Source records
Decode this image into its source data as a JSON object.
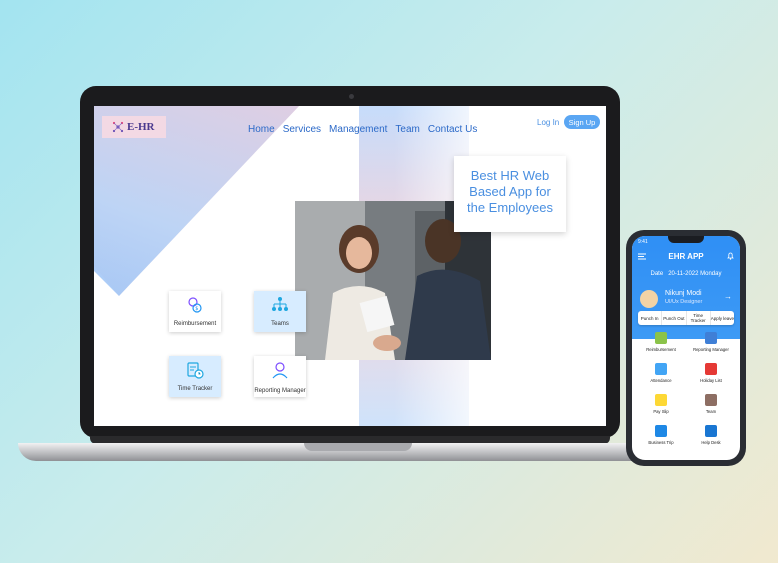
{
  "website": {
    "logo_text": "E-HR",
    "nav": [
      "Home",
      "Services",
      "Management",
      "Team",
      "Contact Us"
    ],
    "login": "Log In",
    "signup": "Sign Up",
    "hero_lines": [
      "Best HR Web",
      "Based App for",
      "the Employees"
    ],
    "tiles": [
      {
        "label": "Reimbursement",
        "icon": "money-bag-icon"
      },
      {
        "label": "Teams",
        "icon": "org-chart-icon"
      },
      {
        "label": "Time Tracker",
        "icon": "clipboard-clock-icon"
      },
      {
        "label": "Reporting Manager",
        "icon": "manager-icon"
      }
    ]
  },
  "phone": {
    "status_time": "9:41",
    "title": "EHR APP",
    "date_label": "Date",
    "date": "20-11-2022 Monday",
    "user_name": "Nikunj Modi",
    "user_role": "UI/Ux Designer",
    "actions": [
      "Punch In",
      "Punch Out",
      "Time Tracker",
      "Apply leave"
    ],
    "grid": [
      {
        "label": "Reimbursement",
        "color": "#8bc34a"
      },
      {
        "label": "Reporting Manager",
        "color": "#3f7fd6"
      },
      {
        "label": "Attendance",
        "color": "#42a5f5"
      },
      {
        "label": "Holiday List",
        "color": "#e53935"
      },
      {
        "label": "Pay Slip",
        "color": "#fdd835"
      },
      {
        "label": "Team",
        "color": "#8d6e63"
      },
      {
        "label": "Business Trip",
        "color": "#1e88e5"
      },
      {
        "label": "Help Desk",
        "color": "#1976d2"
      }
    ]
  },
  "colors": {
    "accent": "#2b69c8",
    "signup_bg": "#5aa6f3",
    "phone_header": "#2f8ff5"
  }
}
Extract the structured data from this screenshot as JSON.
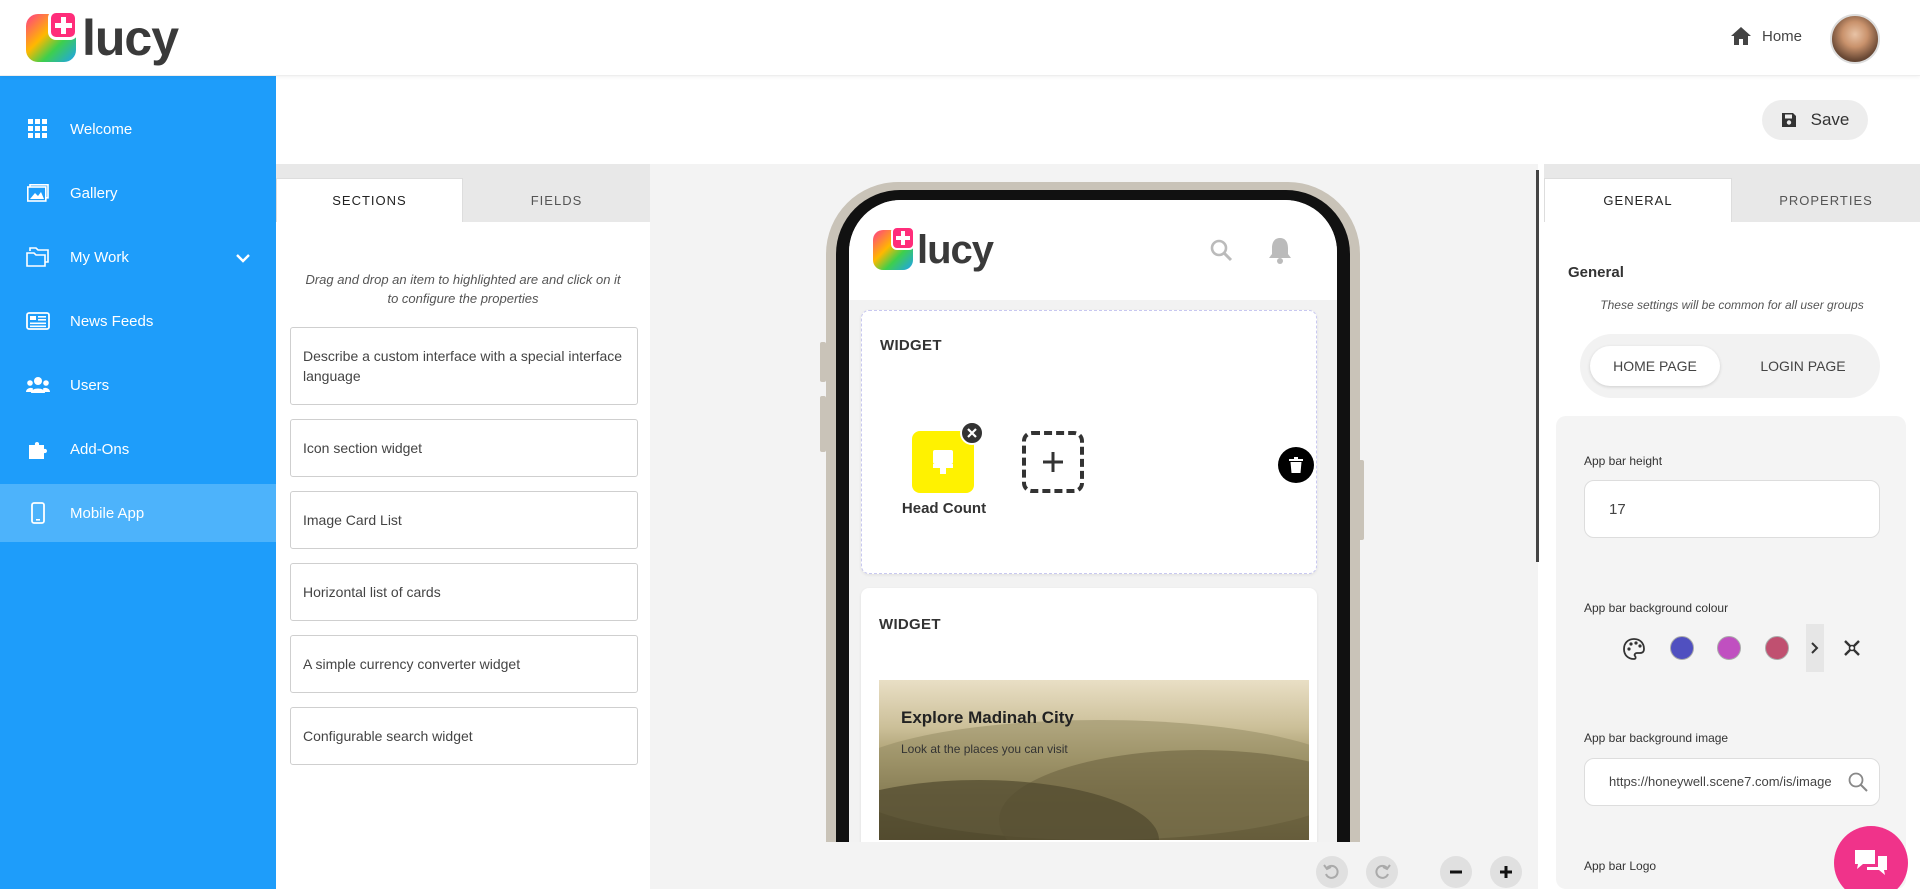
{
  "header": {
    "logo_text": "lucy",
    "home_label": "Home"
  },
  "sidebar": {
    "items": [
      {
        "label": "Welcome",
        "icon": "grid-icon"
      },
      {
        "label": "Gallery",
        "icon": "gallery-icon"
      },
      {
        "label": "My Work",
        "icon": "folder-icon"
      },
      {
        "label": "News Feeds",
        "icon": "newspaper-icon"
      },
      {
        "label": "Users",
        "icon": "users-icon"
      },
      {
        "label": "Add-Ons",
        "icon": "puzzle-icon"
      },
      {
        "label": "Mobile App",
        "icon": "mobile-icon"
      }
    ],
    "active": "Mobile App"
  },
  "toolbar": {
    "save_label": "Save"
  },
  "left_panel": {
    "tabs": [
      "SECTIONS",
      "FIELDS"
    ],
    "active_tab": "SECTIONS",
    "hint": "Drag and drop an item to highlighted are and click on it to configure the properties",
    "widgets": [
      "Describe a custom interface with a special interface language",
      "Icon section widget",
      "Image Card List",
      "Horizontal list of cards",
      "A simple currency converter widget",
      "Configurable search widget"
    ]
  },
  "phone": {
    "app_logo_text": "lucy",
    "widget1": {
      "title": "WIDGET",
      "tile_label": "Head Count"
    },
    "widget2": {
      "title": "WIDGET",
      "card_title": "Explore Madinah City",
      "card_subtitle": "Look at the places you can visit"
    }
  },
  "right_panel": {
    "tabs": [
      "GENERAL",
      "PROPERTIES"
    ],
    "active_tab": "GENERAL",
    "section_title": "General",
    "section_subtitle": "These settings will be common for all user groups",
    "page_toggle": [
      "HOME PAGE",
      "LOGIN PAGE"
    ],
    "active_page": "HOME PAGE",
    "app_bar_height_label": "App bar height",
    "app_bar_height_value": "17",
    "bg_colour_label": "App bar background colour",
    "swatches": [
      "#5050c0",
      "#c050c0",
      "#c05070"
    ],
    "bg_image_label": "App bar background image",
    "bg_image_value": "https://honeywell.scene7.com/is/image",
    "logo_label": "App bar Logo"
  },
  "colors": {
    "sidebar": "#1e9dfa",
    "sidebar_active": "#4db3fb",
    "tile_yellow": "#fff200",
    "chat_pink": "#f0338a"
  }
}
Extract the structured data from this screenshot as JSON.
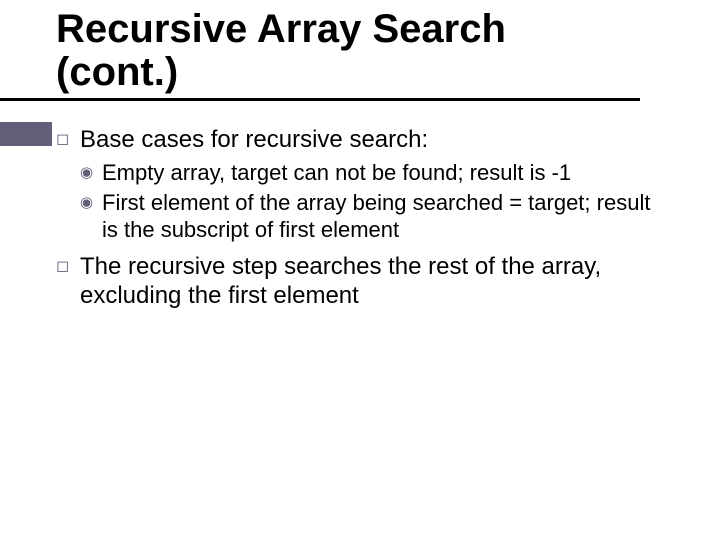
{
  "title_line1": "Recursive Array Search",
  "title_line2": "(cont.)",
  "bullets": [
    {
      "text": "Base cases for recursive search:",
      "sub": [
        {
          "text": "Empty array, target can not be found; result is -1"
        },
        {
          "text": "First element of the array being searched = target; result is the subscript of first element"
        }
      ]
    },
    {
      "text": "The recursive step searches the rest of the array, excluding the first element",
      "sub": []
    }
  ],
  "glyphs": {
    "square": "◻",
    "dot_circle": "◉"
  }
}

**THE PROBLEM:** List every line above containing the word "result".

**ANSWER FOR THE TASK:**
          "text": "Empty array, target can not be found; result is -1"
          "text": "First element of the array being searched = target; result is the subscript of first element"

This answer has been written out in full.